Its kind of a no brainer that in order to have a pretty garden, your garden plants must get watered. However, if you live in an area that doesn’t get consistent water from Mother Nature, your plants health (and beauty) may suffer. And if your home doesn’t have underground sprinklers, or if that isn’t common in your area of the country, you probably wish it did. It seems like even with the best of intentions, no amount of hand watering can equal what a consistent watering system can do for your garden. It can mean the difference between a lush oasis and a straggly mess. Having underground sprinklers installed by a professional can cost thousands of dollars. Lucky for us, thanks to home improvement warehouse stores and some creative bloggers, you can DIY sprinklers, soaker hoses ands drip systems for your yard and garden. You can even customize them to your specific needs and attach timers, saving on water and time. Photo by ‘Organic Life‘.
First, the difference between sprinklers, soaker hoses and drip systems. Sprinklers can be installed either above or underground, and water broadly with a sprinkler head. Sprinklers are better for lawn or large expanses of ground cover. A drip irrigation system allows the water to seep into the ground slowly, sending water directly to the root zone of each plant. You can run individual lines to each plant allowing for more direct watering without evaporation or waste. This also helps prevent widespread weeds, as there isn’t a wide area of water for them to grow. A soaker hose has many tiny holes in it and can be snaked back and forth within a planting bed. This is a simpler form of drip irrigation, but its better for vegetables or mass plantings than individual plants and trees.

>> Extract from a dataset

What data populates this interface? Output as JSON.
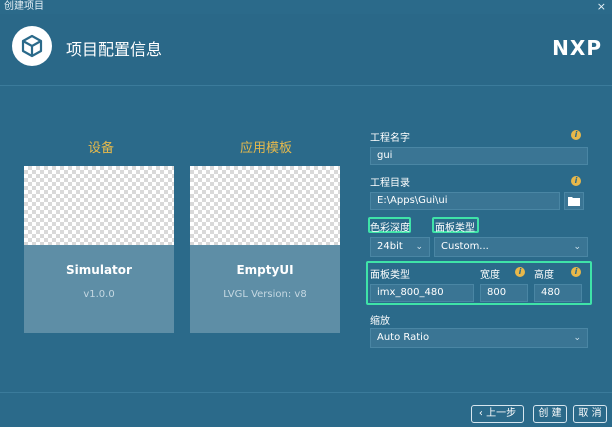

This first tutorial walks you through the basics of the easiest DIY watering solution, soaker hoses. This is a great primer on how to start with drip irrigation from ‘Rodale’s Organic Life‘.
‘Family Handyman’ shows us how to make our own soaker hoses from old worn out garden hose. Simply use a nail to poke holes into the hose, and plug the hose end. Easy, cheap, and you are recycling!
Wanda at ‘From House to Home’ has a great post on how to install soaker hoses, and how to create a customized system. We love her drawings to show you how to figure out the layout for your yard ahead of time. Plus, she gives tips on how to connect more than one hose, shortening a hose, etc…
Ok, so now let’s move up to a drip system using PVC tubing. This tutorial on DIY drip irrigation systems from ‘Home for the Harvest’ even gives you a printable version of the instructions for when you are sitting in the dirt trying to fit it all together!
If you want to water a larger area like lawn, but putting in an underground sprinkler system is out of your budget, try this simple DIY PVC sprinkler from ‘Crafty Blog Stalkier’. It covers a much larger area than a store bought oscillating sprinkler, which means it cuts your time watering in half!
If all you want is to make sure your oscillating sprinkler goes on and off regularly, then try this $32 irrigation system trick from ‘Wife in Progress’!
Now if you are ready to get serious, (and save some serious cash!) ‘Pretty Handy Girl’ is ready to teach us how to install your own sprinkler system! This is an underground system, and they do a great job of taking your through step by step with tons of photos.
Image Credits: Organic Life, Family Handyman, From House to Home, Home for the Harvest, Crafty Blog Stalker, Wife in Progress, Pretty Handy Girl